The ownership structure is not as important to me as using an investment firm that meets our needs.
Vanguard and Schwab are two good examples of firms that focus on different services. As addressed earlier, Vanguard specializes in providing a vast array of low cost etf’s and mutual funds for DIY investors, while Schwab leans toward serving investors who want a wider offering of wealth management services.
Often, investors have an older account at Vanguard from when they first began investing with low cost mutual funds, and then they add an account at a traditionally full service investment firm as their wealth grows.
On the other hand, many investors begin with full service wealth management, and later begin investing at a lower cost firm such as Vanguard after they have become more knowledgeable about investing.
In general, the more money you have at any one brokerage firm the lower your fees are. If lower fees aren’t offered upfront, the more money you have at any one firm, the more negotiating power you have.
Of course, now, commission free trades are the norm but there may be other fees you can negotiate if you have a large account.
Also, wealth management fees drop on a percentage basis depending on how much money you have invested with a particular financial advisor.
Of course, the investment costs vary among firms. There is no reason to pay more for services you don’t need or use. If the lowest cost investment firm meets your needs, then why pay more at a higher profile firm?
How to Change Brokerage Firms
Investors can simply transfer investments from one place to another. This is often called in-kind transfers in financial lingo.
Contact the brokerage firm you’re moving assets to and get help if you need it. Once you get the transfer in motion, everything happens by the brokerage firms.
The task for us investors comes in setting up accounts transfers to our bank and such after we change brokerage firms.
There may be a rare time when it is hard to move certain investments from one place to another. For example, you could hold a fund that can only be held at the firm through which you bought it. This could force you to sell the fund in order to change firms, and you could even incur an exit fee if you sell the fund.

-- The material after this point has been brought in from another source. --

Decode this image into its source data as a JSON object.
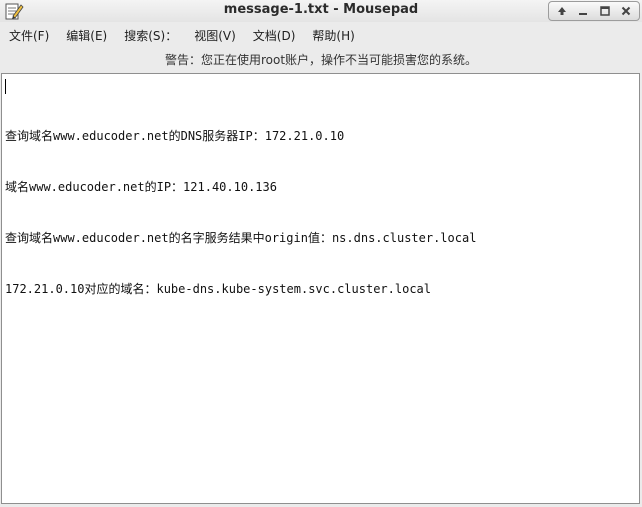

Here is a video of this post if you prefer video:
One or Multiple Investment Firms Summary
While most investment firms have overlapping funds and services available to individual investors and institutions, in general, firms tend to cater to a specific demographic. Find the brokerage firm that caters to your specific needs based on your own investment strategy and preferences.
Again, your needs will determine whether you have all investments in one place vs more than one investment firm. As the leader of your wealth, only you can make this call.